Despite all the time he spent working he still managed time for
his family and in 1958 got married to Mary Skiller who sadly
died in 1975. Five years later he remarried to Gabi O’Sullivan.
In the 1990’s Fred was awarded a Human Rights
Medal and in the same year was named Australian
of the year as well as given the Advance Australia
Award for medicine and overseas aid. In 1991 he
was the Humanist of the Year and received
honorary citizenship in Eritrea .
In 1992 the establishment of the Fred Hollows
Foundation started and was spread to countries
world wide to help provide eye care for the
unprivileged and poor.
In 1988 Fred and his wife Gabi
were given the sad news that
Fred was diagnosed with cancer.
Fred, knowing he did not have
much longer to live still
continued to try and achieve all
his dreams.
On the 10th of February 1993,
Fred Hollows died peacefully in
the company of his wife and five
children.
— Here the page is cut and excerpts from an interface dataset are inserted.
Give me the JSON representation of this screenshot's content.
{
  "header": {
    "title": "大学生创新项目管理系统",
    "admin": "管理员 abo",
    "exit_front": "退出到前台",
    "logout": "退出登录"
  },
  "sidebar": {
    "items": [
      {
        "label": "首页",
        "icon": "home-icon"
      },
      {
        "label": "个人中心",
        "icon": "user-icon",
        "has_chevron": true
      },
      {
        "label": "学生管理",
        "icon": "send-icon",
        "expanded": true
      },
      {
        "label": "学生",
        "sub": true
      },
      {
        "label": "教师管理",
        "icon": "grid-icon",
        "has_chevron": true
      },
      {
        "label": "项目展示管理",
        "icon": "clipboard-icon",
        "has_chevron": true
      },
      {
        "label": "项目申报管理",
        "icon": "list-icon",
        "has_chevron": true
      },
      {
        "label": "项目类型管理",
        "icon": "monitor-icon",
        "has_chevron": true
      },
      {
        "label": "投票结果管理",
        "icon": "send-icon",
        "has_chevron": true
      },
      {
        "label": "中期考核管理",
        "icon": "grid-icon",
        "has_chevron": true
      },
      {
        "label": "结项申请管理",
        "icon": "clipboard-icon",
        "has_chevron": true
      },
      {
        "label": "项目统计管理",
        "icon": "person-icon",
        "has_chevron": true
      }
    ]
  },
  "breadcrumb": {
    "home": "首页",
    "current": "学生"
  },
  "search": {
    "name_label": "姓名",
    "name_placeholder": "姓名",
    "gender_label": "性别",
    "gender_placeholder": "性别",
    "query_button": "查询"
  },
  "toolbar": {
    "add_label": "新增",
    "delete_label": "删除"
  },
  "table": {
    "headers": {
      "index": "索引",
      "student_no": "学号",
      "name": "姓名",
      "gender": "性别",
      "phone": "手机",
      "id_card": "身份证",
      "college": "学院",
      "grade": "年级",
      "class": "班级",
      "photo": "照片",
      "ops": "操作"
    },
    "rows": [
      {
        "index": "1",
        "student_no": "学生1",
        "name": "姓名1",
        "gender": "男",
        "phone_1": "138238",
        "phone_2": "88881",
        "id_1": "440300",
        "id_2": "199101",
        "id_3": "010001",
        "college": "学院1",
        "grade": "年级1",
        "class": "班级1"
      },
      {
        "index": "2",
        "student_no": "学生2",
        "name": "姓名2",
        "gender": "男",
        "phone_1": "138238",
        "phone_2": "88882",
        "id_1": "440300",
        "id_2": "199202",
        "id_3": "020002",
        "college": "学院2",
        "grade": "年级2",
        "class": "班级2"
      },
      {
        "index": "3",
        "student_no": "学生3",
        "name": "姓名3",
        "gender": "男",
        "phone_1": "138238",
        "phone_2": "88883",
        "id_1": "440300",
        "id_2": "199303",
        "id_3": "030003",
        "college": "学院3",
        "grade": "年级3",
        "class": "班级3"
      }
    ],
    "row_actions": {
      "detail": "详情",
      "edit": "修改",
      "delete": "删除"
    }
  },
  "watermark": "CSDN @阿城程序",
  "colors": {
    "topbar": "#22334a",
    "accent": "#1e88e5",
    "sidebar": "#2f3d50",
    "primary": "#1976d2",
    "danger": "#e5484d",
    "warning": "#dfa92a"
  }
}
He was given a state
funeral on the 15th of February
at the St. Mary’s Cathedral in
Sydney and later taken to Bourke
for burial on the 17th of February
In 2004, Fred Hollows was acknowledged
for his “Outstanding Contribution and
Achievement” to Indigenous health in
Australia and was placed in the Hall of
Fame. His wife Gabi Hollows received the
award on behalf of her husband, Fred
Fred Hollows was a great man and a great
leader. He proved to not only himself but to
everyone that equality is key, and that
there is no greater joy in life than helping
someone. To him giving thousands of
people in many countries their eyesight
back is the greatest achievement that there
could ever be.
"I have been lucky in that I've been alive at
times when the things that I wanted to do
were capable of being done."
-: Doctor Fred Hollows.
Being an achiever means you are also connected
to the peacemaker and questioner. I do believe
that Fred Hollows is within this circuit.
The reasons behind me thinking that Fred Hollows
is an achiever is because he is motivated by the
need to pursue goals and reward himself and the
world with his gift. He is very sociable because of
the way he inspired people to join in on his
mission and because he enlightened people
everyday whether they were a patient, family
member or friend.
Whenever he was faced with a new challenge he
would always keep a positive frame of mind and
take the challenge head on.
Being connected to the peacemaker and
questioner also means he is able to achieve
personal growth, which is something he definitely

similar documents